**WHAT TO DO:** Among the entries that follow, some lines contain the word "description". Show all of them.

##### DATASET ENTRIES

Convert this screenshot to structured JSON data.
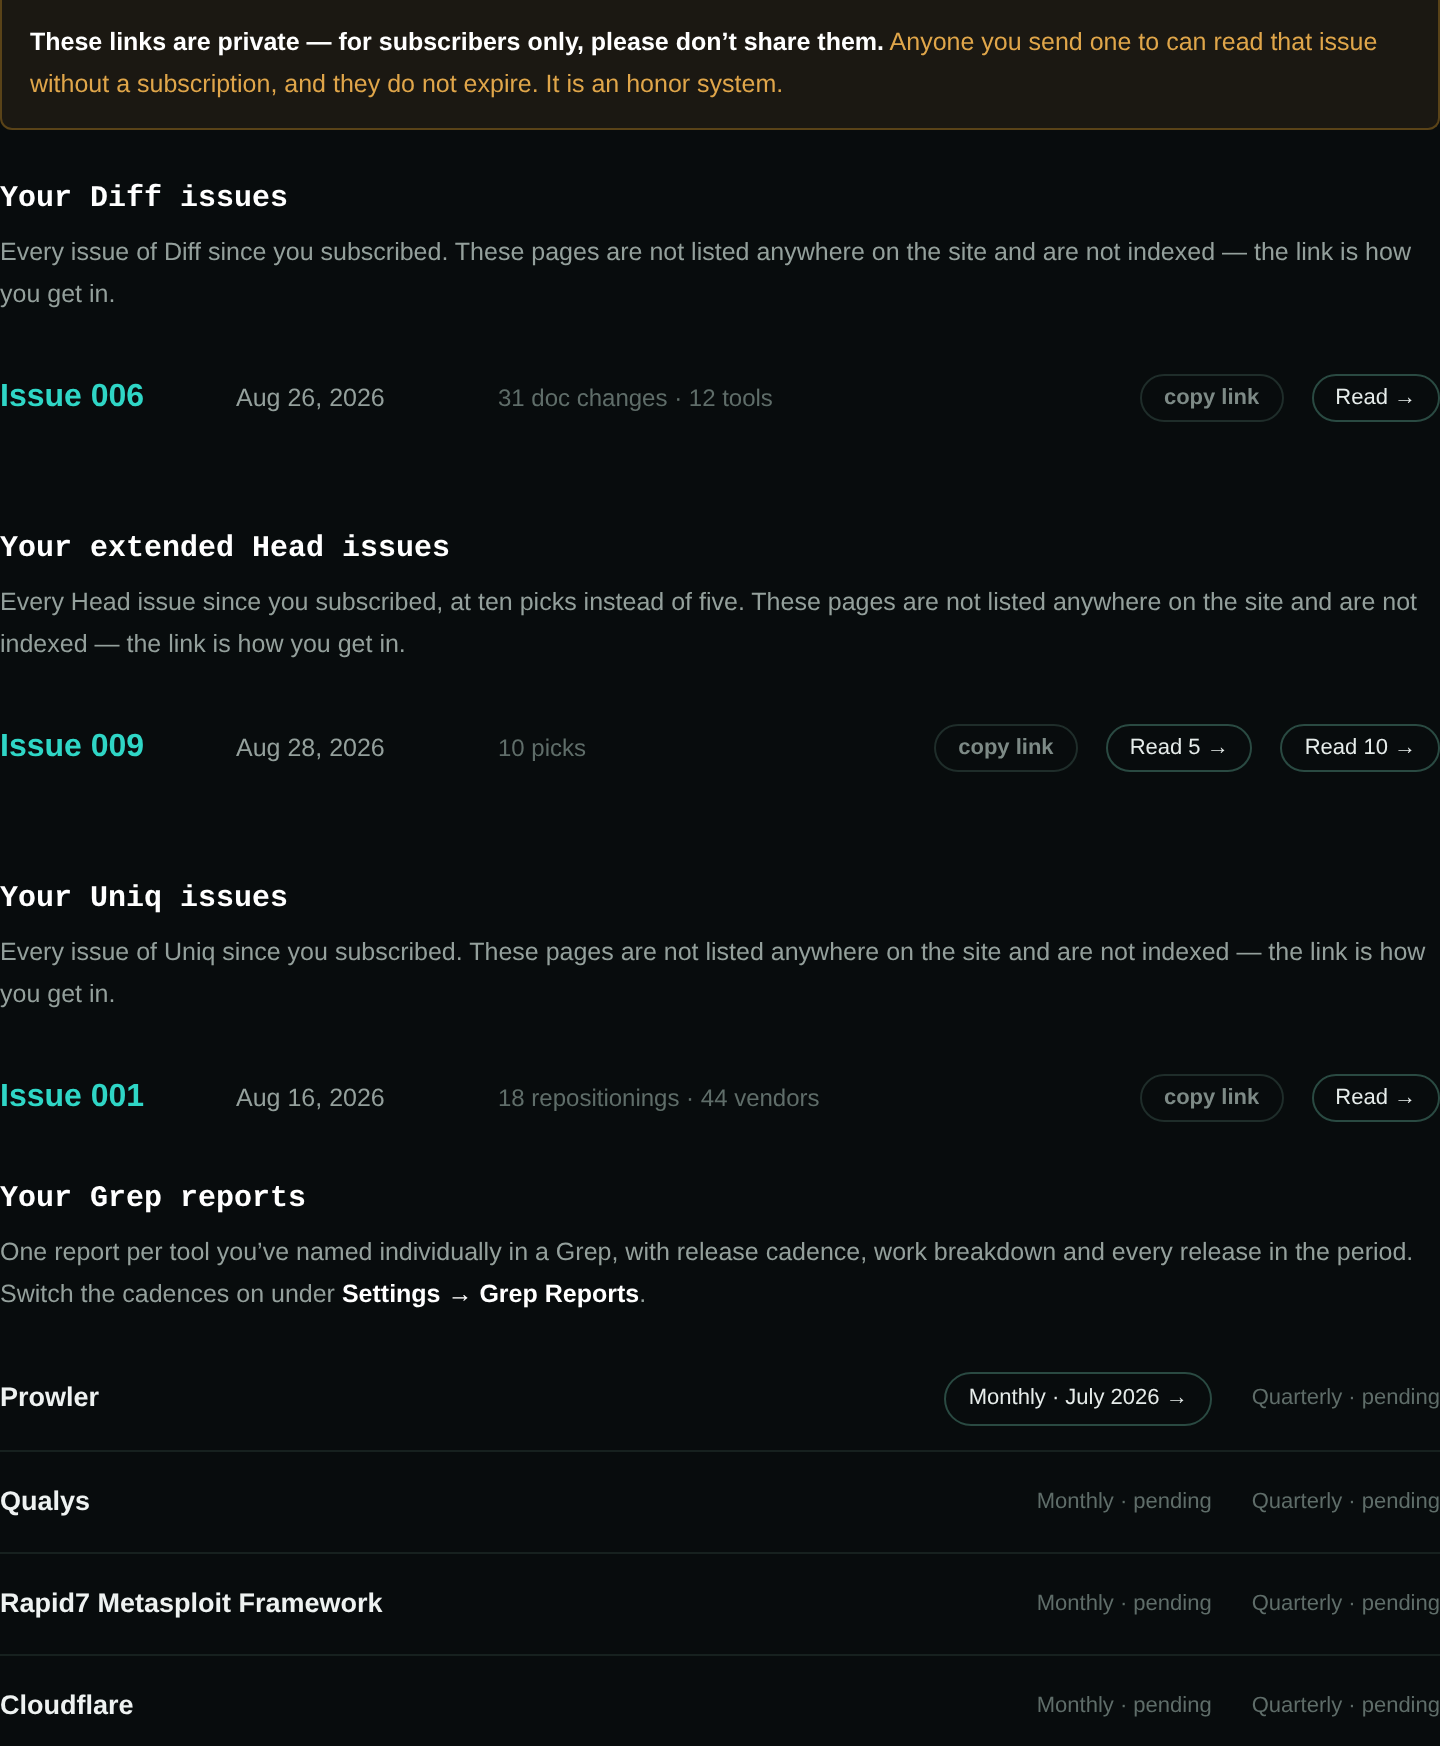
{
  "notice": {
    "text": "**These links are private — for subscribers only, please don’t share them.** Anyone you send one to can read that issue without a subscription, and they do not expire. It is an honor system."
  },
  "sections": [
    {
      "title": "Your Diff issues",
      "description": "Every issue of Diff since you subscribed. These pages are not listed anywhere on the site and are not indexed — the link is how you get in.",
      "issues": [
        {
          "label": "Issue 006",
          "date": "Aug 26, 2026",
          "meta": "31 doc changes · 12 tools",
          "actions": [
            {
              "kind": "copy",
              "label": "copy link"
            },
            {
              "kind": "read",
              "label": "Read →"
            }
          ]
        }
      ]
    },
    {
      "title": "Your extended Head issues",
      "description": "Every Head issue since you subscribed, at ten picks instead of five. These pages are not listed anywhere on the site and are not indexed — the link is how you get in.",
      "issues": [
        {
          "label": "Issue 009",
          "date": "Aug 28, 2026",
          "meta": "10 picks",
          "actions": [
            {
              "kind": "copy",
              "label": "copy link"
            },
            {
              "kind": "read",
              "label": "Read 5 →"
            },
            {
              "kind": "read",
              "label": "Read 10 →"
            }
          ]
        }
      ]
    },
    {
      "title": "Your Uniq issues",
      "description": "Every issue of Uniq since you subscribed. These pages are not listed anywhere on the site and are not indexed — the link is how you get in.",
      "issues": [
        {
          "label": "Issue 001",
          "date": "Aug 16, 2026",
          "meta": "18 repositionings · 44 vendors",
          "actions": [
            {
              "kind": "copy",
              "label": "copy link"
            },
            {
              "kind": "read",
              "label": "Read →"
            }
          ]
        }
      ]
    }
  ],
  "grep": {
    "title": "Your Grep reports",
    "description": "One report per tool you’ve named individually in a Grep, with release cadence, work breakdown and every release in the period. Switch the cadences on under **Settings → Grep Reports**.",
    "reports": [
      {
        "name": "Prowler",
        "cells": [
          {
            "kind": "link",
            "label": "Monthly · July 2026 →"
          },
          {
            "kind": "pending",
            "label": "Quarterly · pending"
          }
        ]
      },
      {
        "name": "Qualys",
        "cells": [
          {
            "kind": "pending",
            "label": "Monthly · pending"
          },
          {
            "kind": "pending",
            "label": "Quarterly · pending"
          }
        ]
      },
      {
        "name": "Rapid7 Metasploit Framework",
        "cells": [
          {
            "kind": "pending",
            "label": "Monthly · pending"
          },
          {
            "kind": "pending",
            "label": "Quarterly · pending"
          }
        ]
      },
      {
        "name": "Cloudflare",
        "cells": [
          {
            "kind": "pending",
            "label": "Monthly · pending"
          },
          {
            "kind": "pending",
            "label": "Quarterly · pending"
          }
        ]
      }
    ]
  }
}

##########
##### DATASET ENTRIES

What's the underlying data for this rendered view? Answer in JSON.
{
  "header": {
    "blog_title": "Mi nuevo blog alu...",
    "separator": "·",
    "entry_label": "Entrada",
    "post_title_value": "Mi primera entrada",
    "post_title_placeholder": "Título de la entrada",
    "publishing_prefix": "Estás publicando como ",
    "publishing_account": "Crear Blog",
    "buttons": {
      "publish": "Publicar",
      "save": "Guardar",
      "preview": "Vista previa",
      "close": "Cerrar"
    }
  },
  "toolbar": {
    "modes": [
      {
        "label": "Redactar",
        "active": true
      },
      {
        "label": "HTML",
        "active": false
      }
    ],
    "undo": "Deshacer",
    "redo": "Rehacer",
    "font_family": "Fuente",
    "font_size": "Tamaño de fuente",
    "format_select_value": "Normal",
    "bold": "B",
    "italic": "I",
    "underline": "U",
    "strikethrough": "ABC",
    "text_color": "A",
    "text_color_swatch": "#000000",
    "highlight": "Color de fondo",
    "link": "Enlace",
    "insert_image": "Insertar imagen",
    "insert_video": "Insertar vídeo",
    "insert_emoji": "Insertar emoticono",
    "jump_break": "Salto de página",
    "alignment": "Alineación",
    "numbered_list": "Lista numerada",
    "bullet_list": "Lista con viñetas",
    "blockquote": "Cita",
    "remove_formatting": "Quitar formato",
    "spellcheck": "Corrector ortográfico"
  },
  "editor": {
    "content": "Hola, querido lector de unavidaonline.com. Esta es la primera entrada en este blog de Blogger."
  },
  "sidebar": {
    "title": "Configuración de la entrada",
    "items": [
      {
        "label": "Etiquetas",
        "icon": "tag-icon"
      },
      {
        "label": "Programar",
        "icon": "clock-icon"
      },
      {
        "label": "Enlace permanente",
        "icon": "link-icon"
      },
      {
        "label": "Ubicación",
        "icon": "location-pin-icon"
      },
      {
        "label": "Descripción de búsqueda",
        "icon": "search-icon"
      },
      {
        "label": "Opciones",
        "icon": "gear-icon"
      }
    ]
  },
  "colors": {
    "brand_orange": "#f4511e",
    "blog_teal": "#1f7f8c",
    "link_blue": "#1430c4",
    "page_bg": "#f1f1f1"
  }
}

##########
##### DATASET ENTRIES

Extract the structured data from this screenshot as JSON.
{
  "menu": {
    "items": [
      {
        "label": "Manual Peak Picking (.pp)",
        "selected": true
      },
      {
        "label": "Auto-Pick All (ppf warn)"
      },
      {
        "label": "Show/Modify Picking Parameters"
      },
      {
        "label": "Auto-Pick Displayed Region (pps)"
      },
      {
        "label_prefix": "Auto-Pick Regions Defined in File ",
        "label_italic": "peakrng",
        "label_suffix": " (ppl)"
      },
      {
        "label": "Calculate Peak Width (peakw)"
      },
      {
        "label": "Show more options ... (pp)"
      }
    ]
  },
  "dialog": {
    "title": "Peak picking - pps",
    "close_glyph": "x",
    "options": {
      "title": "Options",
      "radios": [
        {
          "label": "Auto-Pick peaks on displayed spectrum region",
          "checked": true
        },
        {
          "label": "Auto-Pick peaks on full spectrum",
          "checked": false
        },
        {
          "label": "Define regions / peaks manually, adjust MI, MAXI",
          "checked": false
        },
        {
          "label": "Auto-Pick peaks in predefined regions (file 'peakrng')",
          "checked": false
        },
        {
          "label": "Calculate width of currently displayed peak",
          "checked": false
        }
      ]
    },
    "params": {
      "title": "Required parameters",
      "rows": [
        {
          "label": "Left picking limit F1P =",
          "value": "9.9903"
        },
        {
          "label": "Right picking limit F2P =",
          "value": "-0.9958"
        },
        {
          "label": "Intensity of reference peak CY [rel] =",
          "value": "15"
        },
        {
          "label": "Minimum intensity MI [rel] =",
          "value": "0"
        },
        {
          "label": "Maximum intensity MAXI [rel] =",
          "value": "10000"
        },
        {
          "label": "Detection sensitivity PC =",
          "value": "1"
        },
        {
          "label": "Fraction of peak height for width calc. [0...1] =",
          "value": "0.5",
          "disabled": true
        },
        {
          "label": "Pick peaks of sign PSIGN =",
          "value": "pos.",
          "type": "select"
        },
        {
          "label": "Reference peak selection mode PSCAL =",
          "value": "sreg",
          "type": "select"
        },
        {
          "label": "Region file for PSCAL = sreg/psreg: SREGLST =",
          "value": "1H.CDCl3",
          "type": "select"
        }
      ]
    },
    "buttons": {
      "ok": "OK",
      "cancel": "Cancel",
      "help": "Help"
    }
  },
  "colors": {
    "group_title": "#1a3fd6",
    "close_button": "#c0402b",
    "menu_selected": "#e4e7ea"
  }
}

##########

**WRITTEN RESPONSE:**
      "description": "Every issue of Diff since you subscribed. These pages are not listed anywhere on the site and are not indexed — the link is how you get in.",
      "description": "Every Head issue since you subscribed, at ten picks instead of five. These pages are not listed anywhere on the site and are not indexed — the link is how you get in.",
      "description": "Every issue of Uniq since you subscribed. These pages are not listed anywhere on the site and are not indexed — the link is how you get in.",
    "description": "One report per tool you’ve named individually in a Grep, with release cadence, work breakdown and every release in the period. Switch the cadences on under **Settings → Grep Reports**.",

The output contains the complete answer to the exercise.